Hurling over jumps, running through tunnels, dodging weave poles, negotiating see-saws - do these sound like things your dog might enjoy? Then your pet might love dog agility training. Inspired by equestrian events, agility training for dogs started in the late 1970's in Great Britain. It's a great sport for both dogs and their owners as the team up to negotiate a course of obstacles and is a true test of your dogs training as he will have to listen to commands in order to run the course.
If you want to start your dog in agility training he must be at least 9 months old to be assured that his growth plates have closed and in order to prevent injury. Your pet with start with dog agility training and must be able to clear the jump heights of his assigned division before he can compete. He'll first be put in the 'starter' division; which is the division for dogs that do not hold agility titles. When he makes it through a round here he earns his 'starter' title and is now qualified to compete at the advanced agility level.
The next title your dog can earn is the "Advanced Title" which he can take when he clears three rounds as judged by 2 different judges. Once he gets his Advanced Title, he can compete in the masters classes. Earning a "Masters Title" is a bit more difficult and consists of a 6 part qualification process along with three successfully completed games courses. Although a fun sport for both you and your dog, dog agility training is also a serious competition that is well organized and has many guidelines and regulations. Dogs are placed in divisions based on their size.

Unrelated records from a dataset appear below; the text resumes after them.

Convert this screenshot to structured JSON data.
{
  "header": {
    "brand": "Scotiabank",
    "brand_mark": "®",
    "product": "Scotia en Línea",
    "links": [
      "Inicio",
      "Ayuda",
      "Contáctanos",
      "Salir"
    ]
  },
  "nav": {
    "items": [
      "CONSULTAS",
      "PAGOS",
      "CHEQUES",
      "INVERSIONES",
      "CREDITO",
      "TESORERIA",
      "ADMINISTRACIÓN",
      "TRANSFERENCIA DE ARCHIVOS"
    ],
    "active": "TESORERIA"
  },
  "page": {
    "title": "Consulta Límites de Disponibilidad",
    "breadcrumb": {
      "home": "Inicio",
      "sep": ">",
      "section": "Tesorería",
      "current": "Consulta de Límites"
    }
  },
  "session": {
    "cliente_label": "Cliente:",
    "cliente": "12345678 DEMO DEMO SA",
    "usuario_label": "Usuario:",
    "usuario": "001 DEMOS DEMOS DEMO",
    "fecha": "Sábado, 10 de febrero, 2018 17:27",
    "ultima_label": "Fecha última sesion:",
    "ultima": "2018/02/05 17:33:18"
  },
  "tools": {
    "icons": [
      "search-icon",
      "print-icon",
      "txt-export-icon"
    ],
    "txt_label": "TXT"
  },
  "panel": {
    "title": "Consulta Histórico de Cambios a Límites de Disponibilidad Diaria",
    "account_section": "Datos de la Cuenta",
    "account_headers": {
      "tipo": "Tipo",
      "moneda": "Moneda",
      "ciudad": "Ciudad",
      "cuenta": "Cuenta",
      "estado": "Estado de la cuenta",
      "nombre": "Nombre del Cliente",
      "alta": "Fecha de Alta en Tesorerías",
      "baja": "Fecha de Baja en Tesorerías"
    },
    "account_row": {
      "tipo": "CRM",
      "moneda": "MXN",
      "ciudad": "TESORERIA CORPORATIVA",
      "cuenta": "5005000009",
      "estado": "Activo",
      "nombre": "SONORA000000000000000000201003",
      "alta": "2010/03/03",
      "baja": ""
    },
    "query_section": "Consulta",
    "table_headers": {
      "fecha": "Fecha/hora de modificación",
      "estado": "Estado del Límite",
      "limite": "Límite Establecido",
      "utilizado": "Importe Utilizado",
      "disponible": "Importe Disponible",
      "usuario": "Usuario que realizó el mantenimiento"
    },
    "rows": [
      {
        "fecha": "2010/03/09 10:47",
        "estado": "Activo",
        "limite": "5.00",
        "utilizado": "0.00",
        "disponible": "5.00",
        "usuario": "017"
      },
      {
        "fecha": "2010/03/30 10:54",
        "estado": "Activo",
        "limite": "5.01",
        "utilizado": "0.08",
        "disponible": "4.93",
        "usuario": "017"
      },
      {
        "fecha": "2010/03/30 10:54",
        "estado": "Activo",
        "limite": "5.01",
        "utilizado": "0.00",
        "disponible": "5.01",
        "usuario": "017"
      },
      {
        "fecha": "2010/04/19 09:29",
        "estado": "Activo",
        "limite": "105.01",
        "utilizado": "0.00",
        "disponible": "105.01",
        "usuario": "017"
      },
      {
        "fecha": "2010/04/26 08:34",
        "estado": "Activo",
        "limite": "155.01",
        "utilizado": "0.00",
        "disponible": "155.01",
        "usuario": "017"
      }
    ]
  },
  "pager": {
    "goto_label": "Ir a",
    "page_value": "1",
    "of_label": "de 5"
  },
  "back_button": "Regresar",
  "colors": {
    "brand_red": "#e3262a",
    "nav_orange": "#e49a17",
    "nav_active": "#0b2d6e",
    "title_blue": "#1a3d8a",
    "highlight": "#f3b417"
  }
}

The mini division consists of dogs between sixteen and twenty-one inches from the shoulder. These dogs have jump heights that are 12, 18 and 24 inches. The larger dogs that measure over twenty one inches at the shoulders are sorted into the open division where they will jump heights of 26, 28 and 30 inches. Dog agility training competition is a serious and well organized sport with many guidelines and regulations. The two divisions in the competition are based on the dog's size. A dog between sixteen and twenty-one inches from the shoulder is put in the mini division.
Not every dog can win the coveted "Master" title, but I don't think they really care because to them the fun is in the sport. Dog agility training is a great way for both man and beast to enjoy a little fun competition as well as each others company.
Lee Dobbins writes for Train The Dog where you can get great dog training tips for every breed.